  • From the script, we extract and deploy the VaultLib artifacts. The library’s address is accessible from vaultLib.

  • Since the Vault contract solely depends on VaultLib, we need to link the library to it. Hardhat provides a way to easily link libraries with contracts by passing a second argument to the getContractFactory function. This is not optional if your contracts require a library address.

An argument is an object, and we set the key as the library name i.e VaultLib. The value will be the library’s address. From this point, for as many contracts as we wish to consume from the library, we only need to link them with the library’s address.

Note: You don’t need this step if the library does not involve modifying the storage such as Utility.sol.

Deploy locally to hardhat

npx hardhat run scripts/deploy.ts

Deploy to testnet

npx hardhat run scripts/deploy.ts --testnet alfajores

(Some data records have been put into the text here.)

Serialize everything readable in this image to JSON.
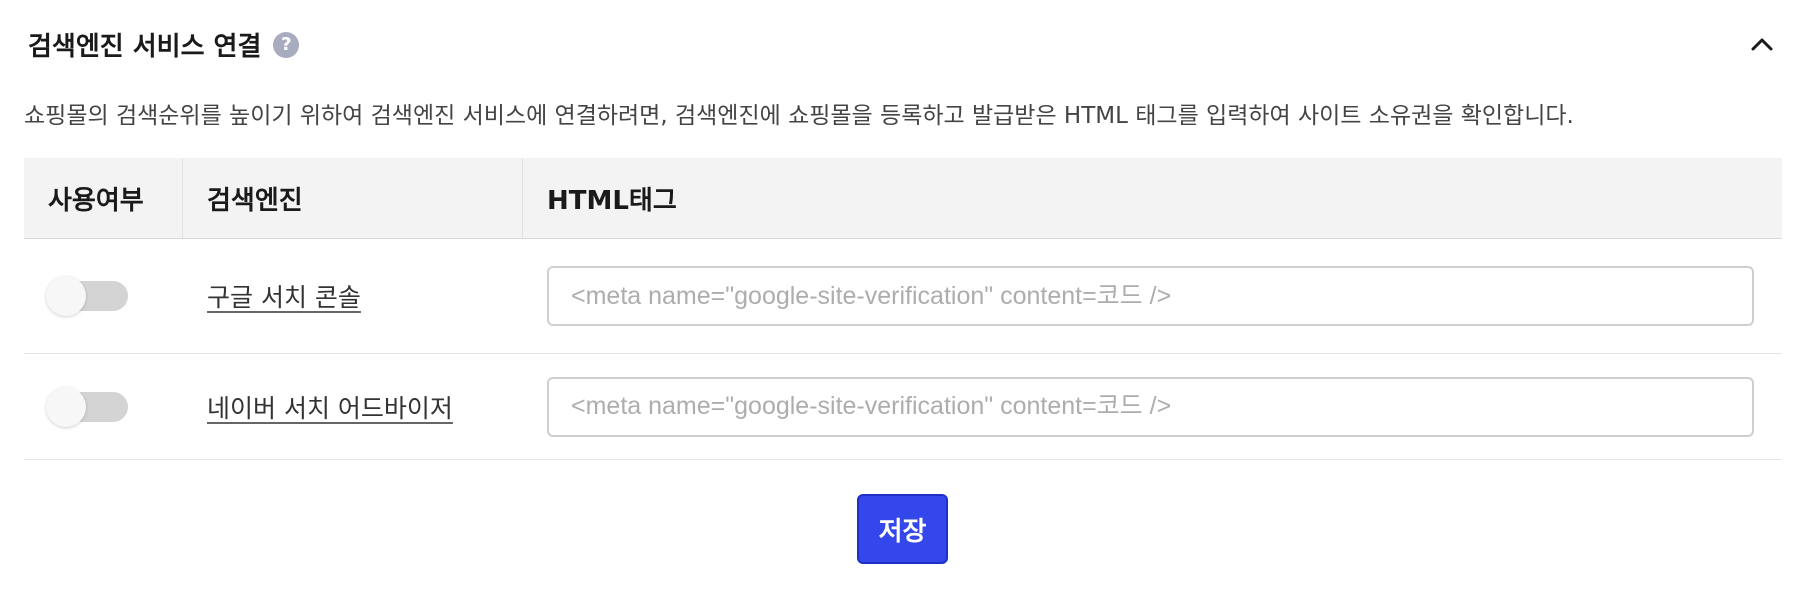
{
  "section": {
    "title": "검색엔진 서비스 연결",
    "help_icon": "?",
    "collapse_icon": "chevron-up-icon",
    "description": "쇼핑몰의 검색순위를 높이기 위하여 검색엔진 서비스에 연결하려면, 검색엔진에 쇼핑몰을 등록하고 발급받은 HTML 태그를 입력하여 사이트 소유권을 확인합니다."
  },
  "table": {
    "headers": {
      "use": "사용여부",
      "engine": "검색엔진",
      "html": "HTML태그"
    },
    "rows": [
      {
        "enabled": false,
        "engine": "구글 서치 콘솔",
        "html_value": "",
        "html_placeholder": "<meta name=\"google-site-verification\" content=코드 />"
      },
      {
        "enabled": false,
        "engine": "네이버 서치 어드바이저",
        "html_value": "",
        "html_placeholder": "<meta name=\"google-site-verification\" content=코드 />"
      }
    ]
  },
  "actions": {
    "save_label": "저장"
  },
  "colors": {
    "primary": "#3447ea",
    "header_bg": "#f3f3f3",
    "toggle_off": "#d4d4d4"
  }
}
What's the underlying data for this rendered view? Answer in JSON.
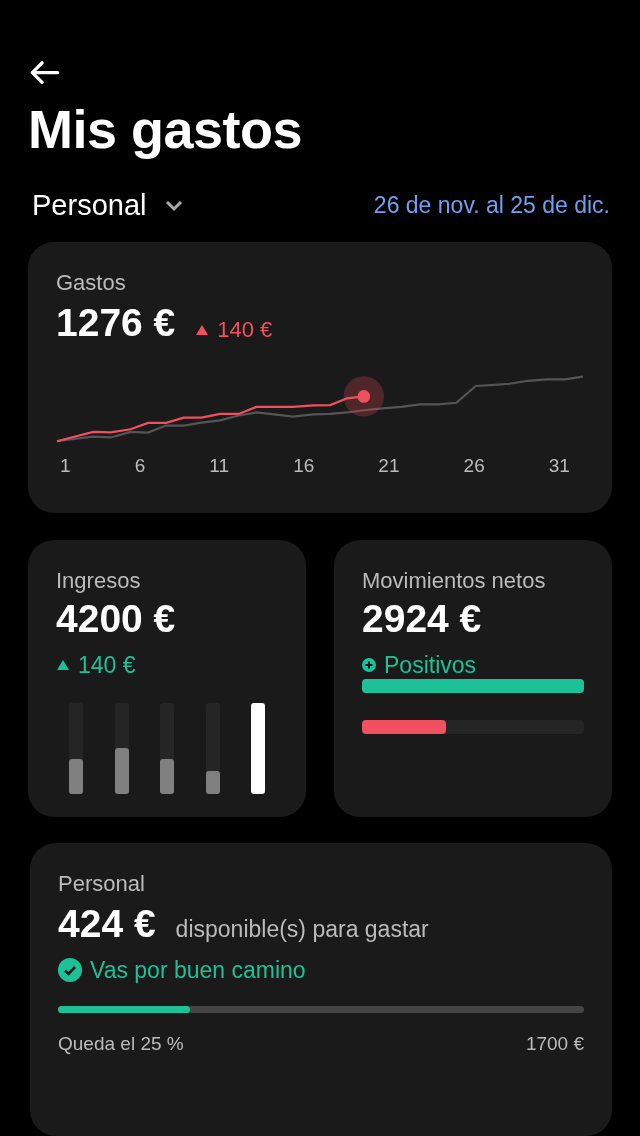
{
  "header": {
    "title": "Mis gastos",
    "account": "Personal",
    "period": "26 de nov. al 25 de dic."
  },
  "expenses": {
    "label": "Gastos",
    "amount": "1276 €",
    "change": "140 €",
    "kind": "increase",
    "x_labels": [
      "1",
      "6",
      "11",
      "16",
      "21",
      "26",
      "31"
    ]
  },
  "income": {
    "label": "Ingresos",
    "amount": "4200 €",
    "change": "140 €",
    "kind": "increase",
    "bars": [
      {
        "level": 0.38,
        "selected": false
      },
      {
        "level": 0.5,
        "selected": false
      },
      {
        "level": 0.38,
        "selected": false
      },
      {
        "level": 0.25,
        "selected": false
      },
      {
        "level": 1,
        "selected": true
      }
    ]
  },
  "net": {
    "label": "Movimientos netos",
    "amount": "2924 €",
    "status": "Positivos",
    "income_bar": {
      "level": 1
    },
    "expense_bar": {
      "level": 0.38
    }
  },
  "budget": {
    "label": "Personal",
    "amount": "424 €",
    "caption": "disponible(s) para gastar",
    "status": "Vas por buen camino",
    "level": 0.25,
    "remaining": "Queda el 25 %",
    "total": "1700 €"
  }
}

Congratulation on making it to this point. Working with libraries is a great way to write robust contracts, especially where the contracts exceed the deployable size. It could be a bit technical and advanced, but consistently practicing will help you in the long run. Visit here For more celo-related tutorials.

What next?

Are you thinking of launching your own project on the Celo blockchain right now? Get started with the developers documentation.

About the Author​

Isaac Jesse , aka Bobelr is a smart contract/Web3 developer. He has been in the field since 2018, worked as an ambassador with several projects like Algorand and so on as a content producer. He has also contributed to Web3 projects as a developer.



Link to the docs broken here also


All fixed now.


Hi @bobelr Your post is exceptional. I love it. The tutorial you linked to get started with solidity seems to be talking about Vulnerability attacks in smart contract. I sent you a dm. Please check


Seen! Thank you, Isreal.


Your knowledge of solidity is admirable sir. Thinbs up for making your many years of experience useful.


Thank you brother.